Output every entry below word for word, minus the images.
-- Records shown follows --
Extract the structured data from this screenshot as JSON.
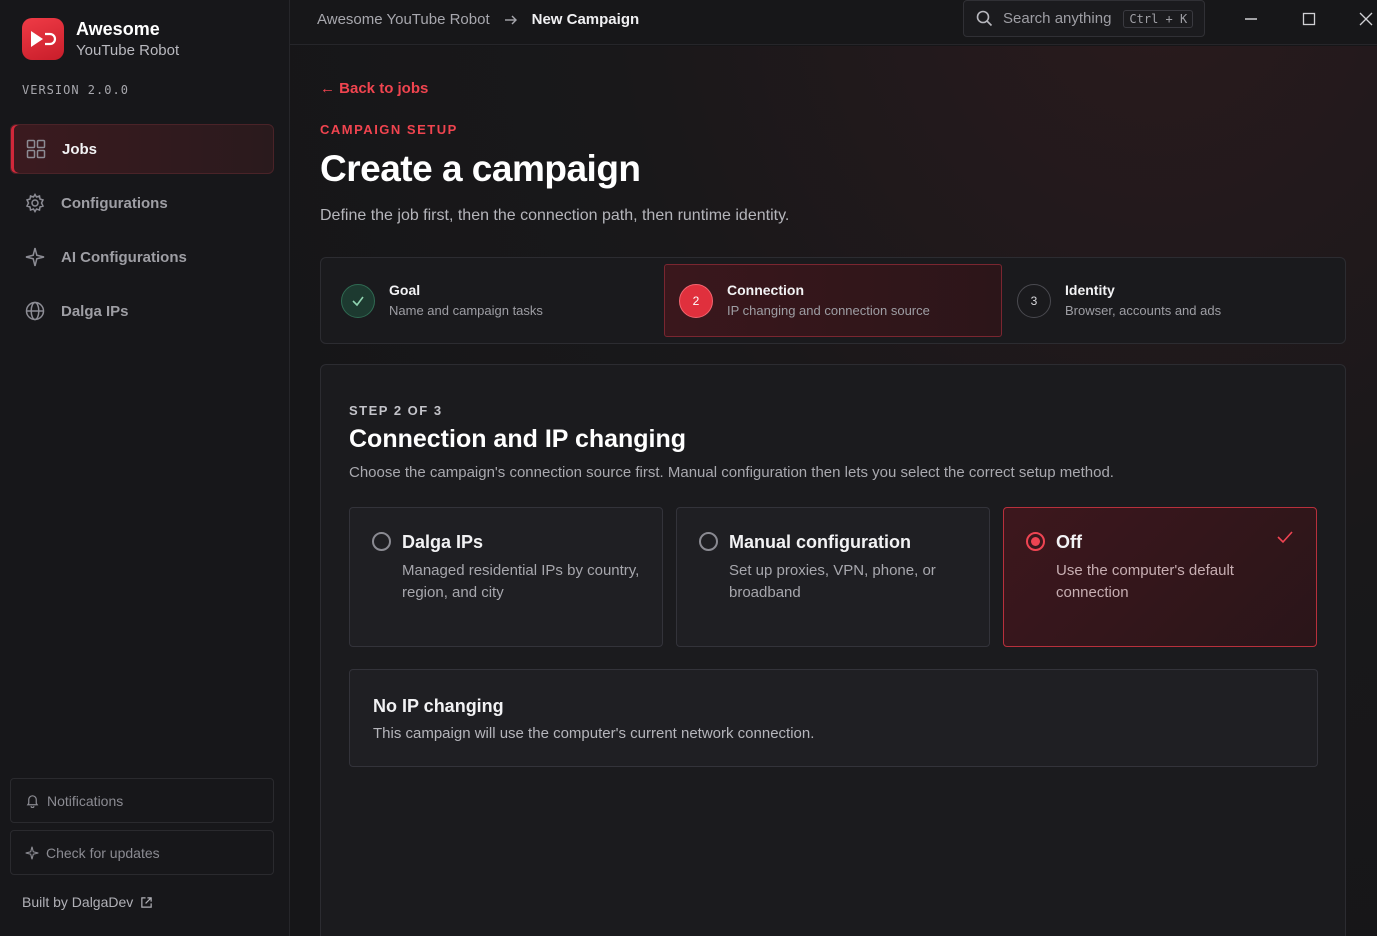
{
  "app": {
    "brand_title": "Awesome",
    "brand_subtitle": "YouTube Robot",
    "version": "VERSION 2.0.0",
    "accent_color": "#e8323f"
  },
  "sidebar": {
    "items": [
      {
        "label": "Jobs",
        "icon": "grid-icon",
        "active": true
      },
      {
        "label": "Configurations",
        "icon": "gear-icon",
        "active": false
      },
      {
        "label": "AI Configurations",
        "icon": "sparkle-icon",
        "active": false
      },
      {
        "label": "Dalga IPs",
        "icon": "globe-icon",
        "active": false
      }
    ],
    "notifications_label": "Notifications",
    "updates_label": "Check for updates",
    "built_by": "Built by DalgaDev"
  },
  "topbar": {
    "breadcrumb_root": "Awesome YouTube Robot",
    "breadcrumb_current": "New Campaign",
    "search_placeholder": "Search anything",
    "search_shortcut": "Ctrl + K"
  },
  "page": {
    "back_link": "← Back to jobs",
    "eyebrow": "CAMPAIGN SETUP",
    "title": "Create a campaign",
    "subtitle": "Define the job first, then the connection path, then runtime identity."
  },
  "steps": [
    {
      "number": "✓",
      "title": "Goal",
      "desc": "Name and campaign tasks",
      "state": "done"
    },
    {
      "number": "2",
      "title": "Connection",
      "desc": "IP changing and connection source",
      "state": "active"
    },
    {
      "number": "3",
      "title": "Identity",
      "desc": "Browser, accounts and ads",
      "state": "pending"
    }
  ],
  "panel": {
    "step_of": "STEP 2 OF 3",
    "title": "Connection and IP changing",
    "subtitle": "Choose the campaign's connection source first. Manual configuration then lets you select the correct setup method.",
    "options": [
      {
        "title": "Dalga IPs",
        "desc": "Managed residential IPs by country, region, and city",
        "selected": false
      },
      {
        "title": "Manual configuration",
        "desc": "Set up proxies, VPN, phone, or broadband",
        "selected": false
      },
      {
        "title": "Off",
        "desc": "Use the computer's default connection",
        "selected": true
      }
    ],
    "info_title": "No IP changing",
    "info_desc": "This campaign will use the computer's current network connection."
  }
}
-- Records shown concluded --
Your solution —
Extract the structured data from this screenshot as JSON.
{
  "app": {
    "brand_title": "Awesome",
    "brand_subtitle": "YouTube Robot",
    "version": "VERSION 2.0.0",
    "accent_color": "#e8323f"
  },
  "sidebar": {
    "items": [
      {
        "label": "Jobs",
        "icon": "grid-icon",
        "active": true
      },
      {
        "label": "Configurations",
        "icon": "gear-icon",
        "active": false
      },
      {
        "label": "AI Configurations",
        "icon": "sparkle-icon",
        "active": false
      },
      {
        "label": "Dalga IPs",
        "icon": "globe-icon",
        "active": false
      }
    ],
    "notifications_label": "Notifications",
    "updates_label": "Check for updates",
    "built_by": "Built by DalgaDev"
  },
  "topbar": {
    "breadcrumb_root": "Awesome YouTube Robot",
    "breadcrumb_current": "New Campaign",
    "search_placeholder": "Search anything",
    "search_shortcut": "Ctrl + K"
  },
  "page": {
    "back_link": "← Back to jobs",
    "eyebrow": "CAMPAIGN SETUP",
    "title": "Create a campaign",
    "subtitle": "Define the job first, then the connection path, then runtime identity."
  },
  "steps": [
    {
      "number": "✓",
      "title": "Goal",
      "desc": "Name and campaign tasks",
      "state": "done"
    },
    {
      "number": "2",
      "title": "Connection",
      "desc": "IP changing and connection source",
      "state": "active"
    },
    {
      "number": "3",
      "title": "Identity",
      "desc": "Browser, accounts and ads",
      "state": "pending"
    }
  ],
  "panel": {
    "step_of": "STEP 2 OF 3",
    "title": "Connection and IP changing",
    "subtitle": "Choose the campaign's connection source first. Manual configuration then lets you select the correct setup method.",
    "options": [
      {
        "title": "Dalga IPs",
        "desc": "Managed residential IPs by country, region, and city",
        "selected": false
      },
      {
        "title": "Manual configuration",
        "desc": "Set up proxies, VPN, phone, or broadband",
        "selected": false
      },
      {
        "title": "Off",
        "desc": "Use the computer's default connection",
        "selected": true
      }
    ],
    "info_title": "No IP changing",
    "info_desc": "This campaign will use the computer's current network connection."
  }
}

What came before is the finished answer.